*WHAT IS REQUIRED*
Determine the number of lines below that contain "selected". Write nothing but that number.

*GIVEN INFORMATION*
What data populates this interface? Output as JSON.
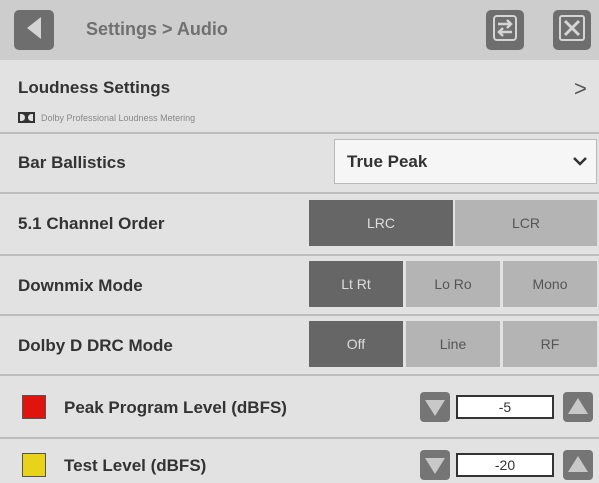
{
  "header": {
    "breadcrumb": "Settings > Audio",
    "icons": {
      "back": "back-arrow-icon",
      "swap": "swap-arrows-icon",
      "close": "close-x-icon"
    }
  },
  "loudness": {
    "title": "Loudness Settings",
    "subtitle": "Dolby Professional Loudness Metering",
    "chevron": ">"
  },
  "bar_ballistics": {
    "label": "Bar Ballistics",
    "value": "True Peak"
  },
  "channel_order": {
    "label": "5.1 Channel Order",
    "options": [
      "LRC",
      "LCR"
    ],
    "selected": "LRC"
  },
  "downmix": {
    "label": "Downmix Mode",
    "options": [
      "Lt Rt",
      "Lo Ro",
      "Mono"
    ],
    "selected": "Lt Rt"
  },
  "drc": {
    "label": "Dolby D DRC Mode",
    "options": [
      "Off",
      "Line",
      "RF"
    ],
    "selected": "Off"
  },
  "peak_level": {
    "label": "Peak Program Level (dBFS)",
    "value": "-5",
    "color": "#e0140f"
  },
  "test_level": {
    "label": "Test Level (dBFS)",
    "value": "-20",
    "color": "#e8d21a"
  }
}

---

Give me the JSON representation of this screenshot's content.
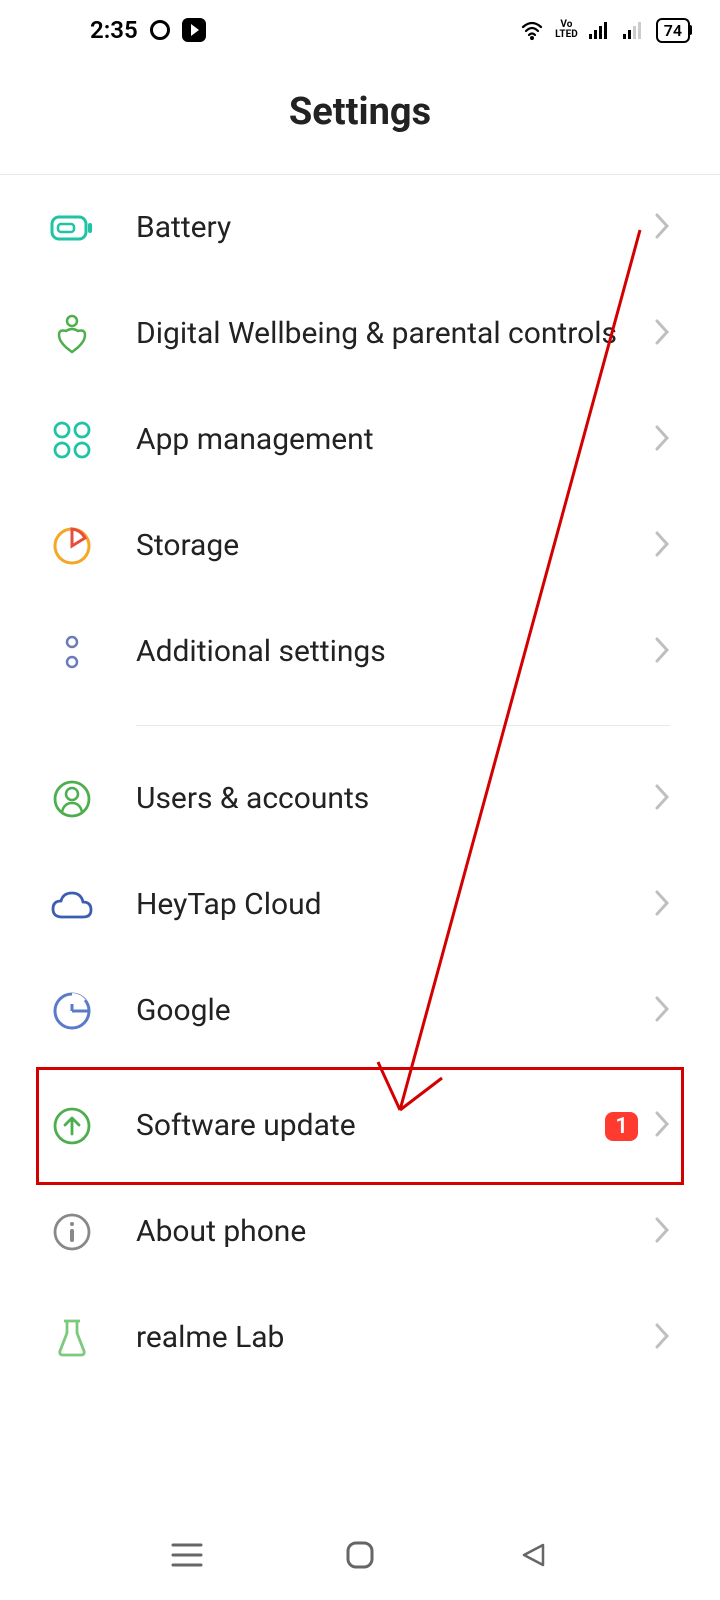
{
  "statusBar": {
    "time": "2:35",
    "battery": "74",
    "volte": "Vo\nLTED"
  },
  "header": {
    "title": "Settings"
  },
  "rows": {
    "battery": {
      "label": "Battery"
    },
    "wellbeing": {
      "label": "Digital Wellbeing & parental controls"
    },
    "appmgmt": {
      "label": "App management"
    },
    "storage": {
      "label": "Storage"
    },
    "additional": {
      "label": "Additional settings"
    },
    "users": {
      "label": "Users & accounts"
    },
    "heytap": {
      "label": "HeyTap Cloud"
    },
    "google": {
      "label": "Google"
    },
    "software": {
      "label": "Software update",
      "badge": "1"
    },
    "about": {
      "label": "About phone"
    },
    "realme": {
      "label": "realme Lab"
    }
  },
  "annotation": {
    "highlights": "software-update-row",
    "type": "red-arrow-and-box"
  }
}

*ANSWER TO THIS EXERCISE*
3